Data about app and page elements
☆ ☆ ☆ ☆ ☆ ☆ ☆
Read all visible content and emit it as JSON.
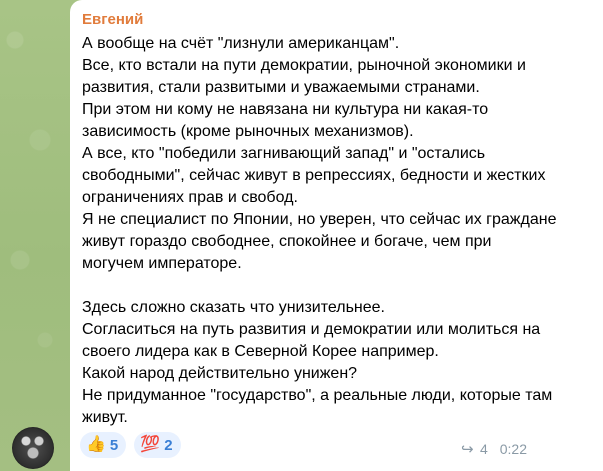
{
  "message": {
    "sender": "Евгений",
    "lines": [
      "А вообще на счёт \"лизнули американцам\".",
      "Все, кто встали на пути демократии, рыночной экономики и",
      "развития, стали развитыми и уважаемыми странами.",
      "При этом ни кому не навязана ни культура ни какая-то",
      "зависимость (кроме рыночных механизмов).",
      "А все, кто \"победили загнивающий запад\" и \"остались",
      "свободными\", сейчас живут в репрессиях, бедности и жестких",
      "ограничениях прав и свобод.",
      "Я не специалист по Японии, но уверен, что сейчас их граждане",
      "живут гораздо свободнее, спокойнее и богаче, чем при",
      "могучем императоре.",
      "",
      "Здесь сложно сказать что унизительнее.",
      "Согласиться на путь развития и демократии или молиться на",
      "своего лидера как в Северной Корее например.",
      "Какой народ действительно унижен?",
      "Не придуманное \"государство\", а реальные люди, которые там",
      "живут."
    ],
    "reactions": [
      {
        "emoji": "👍",
        "count": "5"
      },
      {
        "emoji": "💯",
        "count": "2"
      }
    ],
    "replies": "4",
    "time": "0:22"
  },
  "colors": {
    "sender": "#e17c3c",
    "reaction_text": "#3a7fd5",
    "reaction_bg": "#e8f1ff",
    "background": "#a6c183"
  },
  "icons": {
    "reply": "reply-arrow-icon",
    "avatar": "group-photo-avatar"
  }
}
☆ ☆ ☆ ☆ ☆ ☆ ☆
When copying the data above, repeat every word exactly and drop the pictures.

Task result
Read all visible content and emit it as JSON.
{
  "message": {
    "sender": "Евгений",
    "lines": [
      "А вообще на счёт \"лизнули американцам\".",
      "Все, кто встали на пути демократии, рыночной экономики и",
      "развития, стали развитыми и уважаемыми странами.",
      "При этом ни кому не навязана ни культура ни какая-то",
      "зависимость (кроме рыночных механизмов).",
      "А все, кто \"победили загнивающий запад\" и \"остались",
      "свободными\", сейчас живут в репрессиях, бедности и жестких",
      "ограничениях прав и свобод.",
      "Я не специалист по Японии, но уверен, что сейчас их граждане",
      "живут гораздо свободнее, спокойнее и богаче, чем при",
      "могучем императоре.",
      "",
      "Здесь сложно сказать что унизительнее.",
      "Согласиться на путь развития и демократии или молиться на",
      "своего лидера как в Северной Корее например.",
      "Какой народ действительно унижен?",
      "Не придуманное \"государство\", а реальные люди, которые там",
      "живут."
    ],
    "reactions": [
      {
        "emoji": "👍",
        "count": "5"
      },
      {
        "emoji": "💯",
        "count": "2"
      }
    ],
    "replies": "4",
    "time": "0:22"
  },
  "colors": {
    "sender": "#e17c3c",
    "reaction_text": "#3a7fd5",
    "reaction_bg": "#e8f1ff",
    "background": "#a6c183"
  },
  "icons": {
    "reply": "reply-arrow-icon",
    "avatar": "group-photo-avatar"
  }
}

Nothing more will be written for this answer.